On the right is the AAPL quarterly chart but it could also be the quarterly chart of SHLD, NFLX, FOSL, STX or PCLN (Bespoke Chart), all of whom are up more than AAPL (which is up 50%) in 2012. We've discussed PCLN as one of my favorite shorts and we had a good discussion in Member chat last night comparing PCLN to EXPE, who drop the same amount of cash to the bottom line (before buybacks and dividends) but have just 1/8th of the market cap of PCLN.
Sure you can say that PCLN is twice as good as EXPE (it isn't, but you can say it) but can you say it's 4 times as good? How about 8 times? EXPE nets $500M a year – 8 times that is $4Bn – more money than the entire travel sector makes! How, exactly, will PCLN grow into that valuation? Eliminate all competition and then grow the sector by 50%? Well, that's pretty much what AAPL did but how many AAPLs can you have in one market?
THAT is the problem my friends. Aside from the macro concerns we discussed in yesterday's post, we have a sort of value mania that is driven by the very real success of one company, much the way we had a dot com boom in the late 90s driven by the very real success of just a few companies. Back then, everyone was the next QCOM, YHOO, MSFT, CSCO – whichever category you were supposed to be the best. Qualcomm, in fact, was the best performing tech stock of 1999, gaining 2,619% that year and finishing right about $100. By the end of July, 2002, they were trading at $10 but hey, what a ride!
In fact, here's the CNet story from Dec 29th, 1999 titled "Qualcomm Jumps on $1,000 Price Target" and coming on the heels of "Qualcomm to offer Net2Phone services in Eudora" it's no wonder people were super-excited!
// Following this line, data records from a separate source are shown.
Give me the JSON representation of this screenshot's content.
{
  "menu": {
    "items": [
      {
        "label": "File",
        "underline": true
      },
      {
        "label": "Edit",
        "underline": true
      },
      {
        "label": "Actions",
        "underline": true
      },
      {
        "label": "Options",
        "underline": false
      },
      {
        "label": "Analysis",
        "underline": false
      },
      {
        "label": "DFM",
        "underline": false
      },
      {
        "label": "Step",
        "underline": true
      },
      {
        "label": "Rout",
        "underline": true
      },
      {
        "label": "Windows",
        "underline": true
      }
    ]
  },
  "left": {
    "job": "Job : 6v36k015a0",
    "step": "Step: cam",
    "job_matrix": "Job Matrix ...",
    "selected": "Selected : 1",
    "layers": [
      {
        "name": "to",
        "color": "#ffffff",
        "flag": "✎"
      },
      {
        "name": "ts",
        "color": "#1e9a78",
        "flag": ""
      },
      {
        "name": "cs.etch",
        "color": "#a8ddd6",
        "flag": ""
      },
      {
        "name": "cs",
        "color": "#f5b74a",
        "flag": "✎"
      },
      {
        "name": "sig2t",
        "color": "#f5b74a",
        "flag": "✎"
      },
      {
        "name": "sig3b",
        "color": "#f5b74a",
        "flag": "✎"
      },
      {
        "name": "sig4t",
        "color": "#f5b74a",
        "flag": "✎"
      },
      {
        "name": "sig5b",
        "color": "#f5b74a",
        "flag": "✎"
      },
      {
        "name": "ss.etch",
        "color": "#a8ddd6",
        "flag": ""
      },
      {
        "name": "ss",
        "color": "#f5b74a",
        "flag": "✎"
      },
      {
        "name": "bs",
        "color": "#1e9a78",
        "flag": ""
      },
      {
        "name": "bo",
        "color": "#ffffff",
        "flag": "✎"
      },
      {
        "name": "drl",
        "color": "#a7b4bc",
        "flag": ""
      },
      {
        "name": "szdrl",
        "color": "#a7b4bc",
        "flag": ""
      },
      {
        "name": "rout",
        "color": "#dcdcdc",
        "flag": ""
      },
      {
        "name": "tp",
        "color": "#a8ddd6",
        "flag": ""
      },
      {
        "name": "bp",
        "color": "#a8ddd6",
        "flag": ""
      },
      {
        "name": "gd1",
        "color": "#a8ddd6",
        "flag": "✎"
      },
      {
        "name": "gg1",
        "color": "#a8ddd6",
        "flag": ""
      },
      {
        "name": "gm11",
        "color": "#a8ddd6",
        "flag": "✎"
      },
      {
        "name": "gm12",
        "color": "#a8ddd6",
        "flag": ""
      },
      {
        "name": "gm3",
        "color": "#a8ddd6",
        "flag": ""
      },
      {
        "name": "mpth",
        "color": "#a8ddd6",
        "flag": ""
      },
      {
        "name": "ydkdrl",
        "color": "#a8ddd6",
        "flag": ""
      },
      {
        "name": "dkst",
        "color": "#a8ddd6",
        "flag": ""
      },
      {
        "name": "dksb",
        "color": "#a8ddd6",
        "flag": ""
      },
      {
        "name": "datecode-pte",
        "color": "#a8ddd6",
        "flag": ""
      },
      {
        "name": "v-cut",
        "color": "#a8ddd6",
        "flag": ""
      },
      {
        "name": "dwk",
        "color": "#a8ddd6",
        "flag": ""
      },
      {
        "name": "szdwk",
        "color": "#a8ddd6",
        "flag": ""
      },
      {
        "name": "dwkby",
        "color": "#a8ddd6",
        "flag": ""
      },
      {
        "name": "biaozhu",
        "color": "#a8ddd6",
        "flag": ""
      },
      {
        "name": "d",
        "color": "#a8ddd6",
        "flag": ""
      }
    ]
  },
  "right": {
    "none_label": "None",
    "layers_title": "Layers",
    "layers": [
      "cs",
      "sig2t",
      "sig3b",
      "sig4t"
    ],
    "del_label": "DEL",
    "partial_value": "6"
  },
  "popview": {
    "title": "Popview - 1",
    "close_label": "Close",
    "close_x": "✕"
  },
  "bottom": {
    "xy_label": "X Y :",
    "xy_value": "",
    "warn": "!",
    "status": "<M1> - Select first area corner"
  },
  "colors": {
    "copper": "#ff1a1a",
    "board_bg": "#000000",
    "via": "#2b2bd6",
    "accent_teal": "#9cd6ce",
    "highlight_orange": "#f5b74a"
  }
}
AMZN was "only" up 25% that year to $100 but Jeff Bezos was Time's Man of the Year and yes, their business has been growing at an amazing rate for the past 12 years and they have crushed their competition and dominated the sector – and gained less than 6% a year for their troubles.